A participant from Cuba said the Palestinians diaspora in the island nation maintained deep and broad links with those in Chile. Regarding Panama, he said the Arab-American Federation would hold its next meeting in Panama City this July as a signal to the President that it did not agree with what he was doing.
VERA BABOUN, Mayor of Bethlehem said in that context that in the coming week, the Knesset would vote on the “adjustment law”, which would legalize 4,000 settlement units and confiscate 800 hectares of land. If passed, the Israeli civil law would be applied in the West Bank for the first time.
The Permanent Representative of Ecuador to the United Nations said he had never seen political activity as intense as Israel’s, which believed it would win the support of the new Administration in the United States. Noting that Ecuador’s Permanent Mission had been the subject of unprecedented attacks by Israeli representatives at the United Nations, he said the General Assembly had nevertheless adopted more than 20 resolutions during its last session, signalling Israel’s isolation. More than 180 States had condemned its practices, with the exception of the United States, Canada, Marshall Islands, Vanuatu and perhaps others, he said, emphasizing that while the Palestinian cause was entering the universal consciousness, many challenges required the diaspora to step up its efforts.
MARÍA RUBIALES DE CHAMORRO (Nicaragua) read out a draft declaration outlining the agreement of Palestinian communities in Belize, Guatemala, El Salvador, Honduras, Costa Rica, Panama, Chile, Cuba and Nicaragua to enhance cooperation among diaspora members and harmonize efforts to end the occupation. They decided to ensure the highest level of participation in the diaspora meeting to take place later in 2017. Further, they agreed to participate in civil society meetings during the New York event in June marking the anniversary of the Israeli occupation, pledging to strengthen efforts to work as a regional bloc to influence Governments, civil society and others in defence of Palestinian rights.

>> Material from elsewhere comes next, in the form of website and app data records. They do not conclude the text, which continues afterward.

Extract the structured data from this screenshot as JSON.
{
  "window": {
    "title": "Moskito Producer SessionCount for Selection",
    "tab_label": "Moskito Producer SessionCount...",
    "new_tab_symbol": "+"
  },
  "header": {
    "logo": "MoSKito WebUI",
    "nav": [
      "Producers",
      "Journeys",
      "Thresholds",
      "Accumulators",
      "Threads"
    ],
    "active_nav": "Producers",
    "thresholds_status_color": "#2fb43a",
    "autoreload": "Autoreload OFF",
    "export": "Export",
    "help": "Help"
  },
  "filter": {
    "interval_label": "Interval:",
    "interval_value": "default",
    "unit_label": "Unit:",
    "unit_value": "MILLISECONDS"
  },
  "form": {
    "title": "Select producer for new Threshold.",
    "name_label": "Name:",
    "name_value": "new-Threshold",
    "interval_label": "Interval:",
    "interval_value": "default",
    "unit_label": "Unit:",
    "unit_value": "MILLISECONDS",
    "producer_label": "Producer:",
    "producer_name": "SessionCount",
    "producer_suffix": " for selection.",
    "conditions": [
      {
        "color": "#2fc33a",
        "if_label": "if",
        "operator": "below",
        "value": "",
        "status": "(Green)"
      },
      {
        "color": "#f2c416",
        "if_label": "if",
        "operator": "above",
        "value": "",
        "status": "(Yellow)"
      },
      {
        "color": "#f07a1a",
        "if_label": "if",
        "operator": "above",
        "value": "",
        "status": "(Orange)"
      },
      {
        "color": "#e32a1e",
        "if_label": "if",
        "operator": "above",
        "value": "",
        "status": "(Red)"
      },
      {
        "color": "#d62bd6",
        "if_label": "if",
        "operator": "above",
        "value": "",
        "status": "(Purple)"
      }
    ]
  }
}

RIYAD MANSOUR, Permanent Observer for the State of Palestine, suggested adding to the declaration a reference to the two mayors present today. The round table would give strength to all Palestinians, he said, emphasizing his certainty that diaspora members would do their utmost in 2017 to lobby for Governments to implement resolution 2334 (2016).
Mr. DJANI (Indonesia), Committee Vice-Chairman, pledged to work continuously to restore freedom to Palestine. “Time is of the essence,” he said, emphasizing that 50 years of occupation was 50 years too many. There was much to do, he added, announcing that later in 2017, the Committee and the Organization of Islamic Cooperation would convene a conference on Jerusalem.